Grill 66 at Olis stations is a popular American-style food chain. They have a full menu and a sit-down restaurant where you can get a burger and fries for around USD 14. For that price, you will also get a free coffee and a ton of add-ons, Icelandic style.
Grocery and liquor stores
Iceland’s gas stations also double up as grocery and liquor stores. Since Iceland lacks infrastructure in remote parts of the country, these gas stations are a life-saver for the average traveler.
Not all gas stations are the same, however. Keep an eye out for the big gas stations with a lot more grocery options. You can find items like noodles, coffee, drinks, ready-to-eat meals, and even hardware items like fishing gear and camping gear available. They are great places to shop in case you are running out of snacks on your road trip.
Unfortunately, the grocery stores don’t open 24/7 because there aren’t that many customers. Most of them are open only a few days a week from 10 am-11 am until 7 pm. Make sure to stock up on your groceries and snacks because chances are the stores will be closed the next time you visit.
Unlike many other facilities that cater to tourists in Iceland, the grocery stores are extremely affordable in comparison. While gas, liquor, accommodations, and dining out might drain your pocket, grocery stores will save you from making a lot of expensive purchases. For example, chips cost $2 USD on average, and bread cost $3. You can expect prices comparable to or lower than US grocery stores.
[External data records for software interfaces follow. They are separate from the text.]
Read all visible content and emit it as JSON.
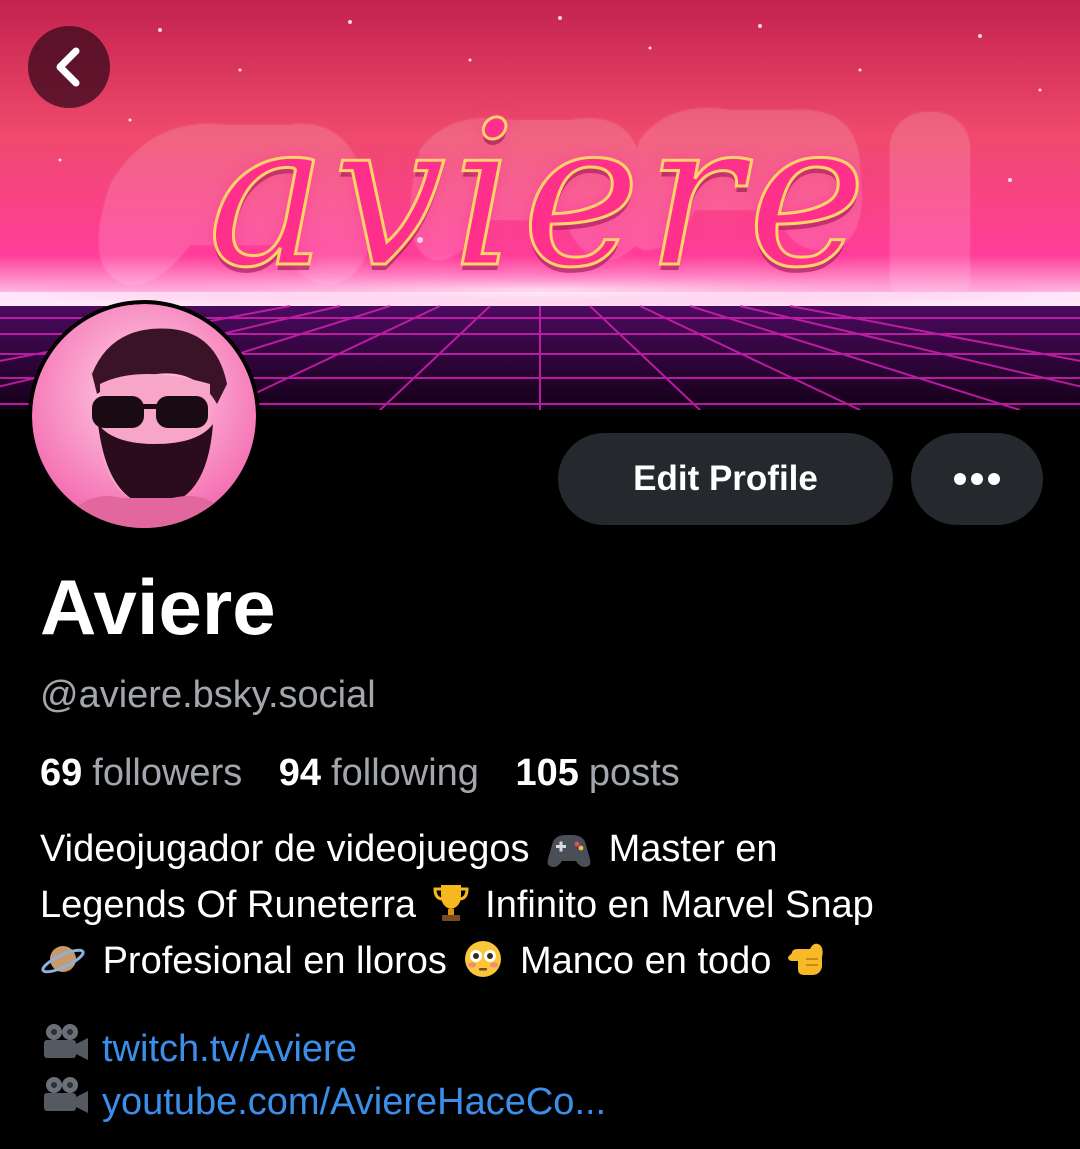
{
  "header": {
    "banner_wordmark": "aviere",
    "back_icon": "chevron-left-icon"
  },
  "profile": {
    "display_name": "Aviere",
    "handle": "@aviere.bsky.social",
    "stats": {
      "followers_count": "69",
      "followers_label": "followers",
      "following_count": "94",
      "following_label": "following",
      "posts_count": "105",
      "posts_label": "posts"
    },
    "bio": {
      "line1": {
        "text_a": "Videojugador de videojuegos",
        "emoji_a": "gamepad-emoji",
        "text_b": "Master en"
      },
      "line2": {
        "text_a": "Legends Of Runeterra",
        "emoji_a": "trophy-emoji",
        "text_b": "Infinito en Marvel Snap"
      },
      "line3": {
        "emoji_a": "ringed-planet-emoji",
        "text_a": "Profesional en lloros",
        "emoji_b": "flushed-face-emoji",
        "text_b": "Manco en todo",
        "emoji_c": "hand-pointing-left-emoji"
      }
    },
    "links": [
      {
        "icon": "movie-camera-emoji",
        "text": "twitch.tv/Aviere"
      },
      {
        "icon": "movie-camera-emoji",
        "text": "youtube.com/AviereHaceCo..."
      }
    ]
  },
  "actions": {
    "edit_profile_label": "Edit Profile",
    "more_icon": "ellipsis-icon"
  },
  "colors": {
    "background": "#000000",
    "button_bg": "#25282d",
    "secondary_text": "#a3a7ad",
    "link": "#3b8fea",
    "banner_pink": "#ff2f8c",
    "banner_grid": "#c71aa8"
  }
}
Even if you can’t cook to save your life, the large grocery stores have bakeries and ready-to-eat items. Some of the best are pizza bread (around USD $1.50) and kanilsnúðar cinnamon buns (around USD $3). For a proper meal, ‘Nice n’ Easy’ frozen dishes (USD $2) are affordable quick fixes. They are not the fanciest meals in Iceland, but they do the trick when you’re on the move and a budget. The stores also offer lots of housemade takeaway meals like wraps, pizzas, plates of chicken, and vegetables.
Bonus supermarkets are one of the best franchises in Iceland. They are located near Reykjavik and its surrounding area, with a few outlets in West Iceland. They are popular because of their affordability.
Grocery Stores in Remote Regions
Another important point to note is that not all grocery stores are equal. Try to finish the majority of your shopping in Reykjavik and pick only small snacks from the smaller grocery stores across the country. Smaller towns’ grocery stores are no bigger than a typical gas station convenience store. They don’t offer much variety.
However, even though smaller grocery stores won’t have a lot of brands and variety, most of them offer fresh produce, frozen goods, and dry foods. Iceland has a lot of remote areas, so you can just follow what the locals eat.
Here comes the best part. Iceland has free car wash facilities at many gas stations. This is unheard of in most places in the world!
This is a nice opportunity to clean up your muddy car because it will get pretty dirty throughout your road trip through the rural countryside. During rainy and snowy seasons in Iceland, sometimes cars can get so muddy that it gets tough to see through the windows. Not all gas stations will offer this service, so when you see one you should take advantage of it.
These car wash bays work with one car at a time, so you may have to wait a while until it’s your turn. Just don’t try to squeeze two cars in at once, the other driver will end up getting wet and they will not be very happy about it.
Gas Station Iceland Map
This gas station Iceland map will help you to find gas stations in the country easily. As you can see, the fuel stations in Iceland are few and far in between. So, whenever you see gas stations in Iceland make sure to fill up your tank every time. A nice rule of thumb is I always try to keep 3/4ths to 1/2 tank full at all times. You never know when that Icelandic snowstorm could hit ;).